Work instruction: Check every line below for the word "meta" and copy the ones that have it.

*** Opening Information ***

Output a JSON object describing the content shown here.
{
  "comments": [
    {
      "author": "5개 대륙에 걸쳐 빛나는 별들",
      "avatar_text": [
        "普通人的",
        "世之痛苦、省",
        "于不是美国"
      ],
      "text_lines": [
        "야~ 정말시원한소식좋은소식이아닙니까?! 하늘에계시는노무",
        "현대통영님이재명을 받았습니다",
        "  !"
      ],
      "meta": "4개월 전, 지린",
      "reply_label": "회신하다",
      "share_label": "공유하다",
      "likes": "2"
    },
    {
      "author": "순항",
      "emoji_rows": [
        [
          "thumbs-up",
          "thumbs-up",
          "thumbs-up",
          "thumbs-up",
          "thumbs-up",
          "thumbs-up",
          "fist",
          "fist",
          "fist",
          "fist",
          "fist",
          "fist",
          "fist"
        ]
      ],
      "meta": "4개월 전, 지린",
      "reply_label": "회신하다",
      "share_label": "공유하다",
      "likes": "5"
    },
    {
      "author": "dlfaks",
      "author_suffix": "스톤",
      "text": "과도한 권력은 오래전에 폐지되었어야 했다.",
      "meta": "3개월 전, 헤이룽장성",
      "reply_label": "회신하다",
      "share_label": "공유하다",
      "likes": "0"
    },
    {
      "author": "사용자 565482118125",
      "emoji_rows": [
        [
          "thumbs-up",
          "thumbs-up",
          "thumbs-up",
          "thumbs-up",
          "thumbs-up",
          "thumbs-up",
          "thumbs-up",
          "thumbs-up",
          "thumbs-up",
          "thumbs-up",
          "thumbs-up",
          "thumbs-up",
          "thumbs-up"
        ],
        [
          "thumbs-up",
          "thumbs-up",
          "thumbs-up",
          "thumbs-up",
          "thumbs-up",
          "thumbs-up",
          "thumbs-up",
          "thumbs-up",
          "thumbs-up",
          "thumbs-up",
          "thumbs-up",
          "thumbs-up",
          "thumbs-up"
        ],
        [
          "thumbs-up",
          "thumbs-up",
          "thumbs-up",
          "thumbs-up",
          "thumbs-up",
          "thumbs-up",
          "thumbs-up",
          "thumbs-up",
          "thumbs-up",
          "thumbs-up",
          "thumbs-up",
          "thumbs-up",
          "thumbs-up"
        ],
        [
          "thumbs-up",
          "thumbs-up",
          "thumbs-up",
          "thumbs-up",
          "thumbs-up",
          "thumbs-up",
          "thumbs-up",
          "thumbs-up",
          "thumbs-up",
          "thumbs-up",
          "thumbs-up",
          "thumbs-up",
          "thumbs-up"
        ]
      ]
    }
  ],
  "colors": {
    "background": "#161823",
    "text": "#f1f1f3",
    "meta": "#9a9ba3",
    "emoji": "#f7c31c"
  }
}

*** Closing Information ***

Response for this exercise:
      "meta": "4개월 전, 지린",
      "meta": "4개월 전, 지린",
      "meta": "3개월 전, 헤이룽장성",
    "meta": "#9a9ba3",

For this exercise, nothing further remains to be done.